WHAT IS BEING ASKED: Where the word "Include" shows up in the entries below, please copy the whole line.

RECORD SET:
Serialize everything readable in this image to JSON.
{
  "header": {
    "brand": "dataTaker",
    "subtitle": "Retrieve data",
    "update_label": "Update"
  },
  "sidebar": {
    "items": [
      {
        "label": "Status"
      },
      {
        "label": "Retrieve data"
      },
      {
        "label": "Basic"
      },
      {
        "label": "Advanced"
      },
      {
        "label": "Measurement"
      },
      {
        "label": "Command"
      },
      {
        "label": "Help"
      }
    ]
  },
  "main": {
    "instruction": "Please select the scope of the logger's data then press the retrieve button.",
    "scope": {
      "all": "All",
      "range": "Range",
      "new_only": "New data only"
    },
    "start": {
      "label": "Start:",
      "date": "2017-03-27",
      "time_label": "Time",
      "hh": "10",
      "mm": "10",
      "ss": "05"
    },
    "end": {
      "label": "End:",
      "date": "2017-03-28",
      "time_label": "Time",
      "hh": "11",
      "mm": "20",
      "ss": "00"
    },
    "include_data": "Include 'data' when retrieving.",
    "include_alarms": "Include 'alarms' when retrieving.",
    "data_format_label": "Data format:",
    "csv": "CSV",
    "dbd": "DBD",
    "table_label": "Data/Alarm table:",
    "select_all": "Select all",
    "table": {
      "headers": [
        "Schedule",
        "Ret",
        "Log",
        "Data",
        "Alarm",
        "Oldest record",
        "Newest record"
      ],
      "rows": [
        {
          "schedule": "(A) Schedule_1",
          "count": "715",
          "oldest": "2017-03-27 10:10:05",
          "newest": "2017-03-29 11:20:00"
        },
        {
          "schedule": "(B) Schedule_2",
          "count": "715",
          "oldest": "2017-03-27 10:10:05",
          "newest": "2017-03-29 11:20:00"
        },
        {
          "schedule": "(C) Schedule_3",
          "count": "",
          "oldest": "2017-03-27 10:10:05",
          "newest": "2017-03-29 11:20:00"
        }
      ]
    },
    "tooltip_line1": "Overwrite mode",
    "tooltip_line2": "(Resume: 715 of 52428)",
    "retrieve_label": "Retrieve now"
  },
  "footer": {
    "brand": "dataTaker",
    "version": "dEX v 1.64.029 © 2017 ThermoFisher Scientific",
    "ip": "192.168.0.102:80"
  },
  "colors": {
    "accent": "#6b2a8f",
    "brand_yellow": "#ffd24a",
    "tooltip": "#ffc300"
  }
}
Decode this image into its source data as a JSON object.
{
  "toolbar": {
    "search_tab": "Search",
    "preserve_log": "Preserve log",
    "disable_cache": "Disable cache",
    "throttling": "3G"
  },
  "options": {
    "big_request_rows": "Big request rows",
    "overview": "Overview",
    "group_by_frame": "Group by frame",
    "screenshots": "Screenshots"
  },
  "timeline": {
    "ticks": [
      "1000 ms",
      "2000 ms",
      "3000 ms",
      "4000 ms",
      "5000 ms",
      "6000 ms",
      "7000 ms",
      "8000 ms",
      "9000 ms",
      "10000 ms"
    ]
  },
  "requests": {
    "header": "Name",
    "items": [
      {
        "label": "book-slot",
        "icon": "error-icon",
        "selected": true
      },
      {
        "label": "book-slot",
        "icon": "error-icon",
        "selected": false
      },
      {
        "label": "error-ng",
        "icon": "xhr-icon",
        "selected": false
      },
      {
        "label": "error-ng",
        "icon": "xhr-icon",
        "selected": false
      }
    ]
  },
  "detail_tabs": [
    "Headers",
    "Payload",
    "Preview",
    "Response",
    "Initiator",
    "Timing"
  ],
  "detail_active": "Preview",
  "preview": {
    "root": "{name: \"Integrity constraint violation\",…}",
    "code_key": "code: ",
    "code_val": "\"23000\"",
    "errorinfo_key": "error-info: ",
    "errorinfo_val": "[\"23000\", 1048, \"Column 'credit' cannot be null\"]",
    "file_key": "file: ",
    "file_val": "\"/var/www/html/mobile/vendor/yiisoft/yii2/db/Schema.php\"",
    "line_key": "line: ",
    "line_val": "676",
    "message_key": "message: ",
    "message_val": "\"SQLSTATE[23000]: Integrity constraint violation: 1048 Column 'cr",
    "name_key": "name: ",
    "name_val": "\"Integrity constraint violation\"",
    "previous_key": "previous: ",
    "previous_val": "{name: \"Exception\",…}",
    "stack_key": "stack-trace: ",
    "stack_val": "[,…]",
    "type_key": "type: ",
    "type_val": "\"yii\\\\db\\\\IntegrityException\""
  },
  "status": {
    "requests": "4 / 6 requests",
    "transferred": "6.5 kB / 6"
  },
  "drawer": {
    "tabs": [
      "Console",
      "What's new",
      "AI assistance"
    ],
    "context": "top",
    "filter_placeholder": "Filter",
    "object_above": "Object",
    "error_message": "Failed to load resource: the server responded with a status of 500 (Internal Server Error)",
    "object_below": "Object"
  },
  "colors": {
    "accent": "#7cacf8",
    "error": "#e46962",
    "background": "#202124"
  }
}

RESULT BELOW:
    "include_data": "Include 'data' when retrieving.",
    "include_alarms": "Include 'alarms' when retrieving.",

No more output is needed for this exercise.